◆ Activity: When a line below contains the word "with", copy that line.

App and web page records
*****
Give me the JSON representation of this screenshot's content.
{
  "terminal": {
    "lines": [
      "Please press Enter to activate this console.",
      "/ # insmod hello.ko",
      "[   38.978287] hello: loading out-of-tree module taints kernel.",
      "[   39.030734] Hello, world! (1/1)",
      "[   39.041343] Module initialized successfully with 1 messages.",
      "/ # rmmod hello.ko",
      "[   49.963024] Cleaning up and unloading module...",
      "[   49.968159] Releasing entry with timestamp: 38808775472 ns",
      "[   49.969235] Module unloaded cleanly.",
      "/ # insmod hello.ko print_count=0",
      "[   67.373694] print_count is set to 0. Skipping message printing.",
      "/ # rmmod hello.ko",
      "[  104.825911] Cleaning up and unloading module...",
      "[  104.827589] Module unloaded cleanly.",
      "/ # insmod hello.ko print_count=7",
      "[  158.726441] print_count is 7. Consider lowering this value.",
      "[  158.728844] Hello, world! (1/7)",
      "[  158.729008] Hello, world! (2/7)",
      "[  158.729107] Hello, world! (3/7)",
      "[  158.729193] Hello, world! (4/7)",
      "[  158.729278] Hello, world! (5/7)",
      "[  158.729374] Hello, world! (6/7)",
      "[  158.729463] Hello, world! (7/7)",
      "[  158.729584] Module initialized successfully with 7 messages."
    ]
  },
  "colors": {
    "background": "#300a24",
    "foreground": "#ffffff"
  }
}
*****
◆ Completed exercise:
      "[   39.041343] Module initialized successfully with 1 messages.",
      "[   49.968159] Releasing entry with timestamp: 38808775472 ns",
      "[  158.729584] Module initialized successfully with 7 messages."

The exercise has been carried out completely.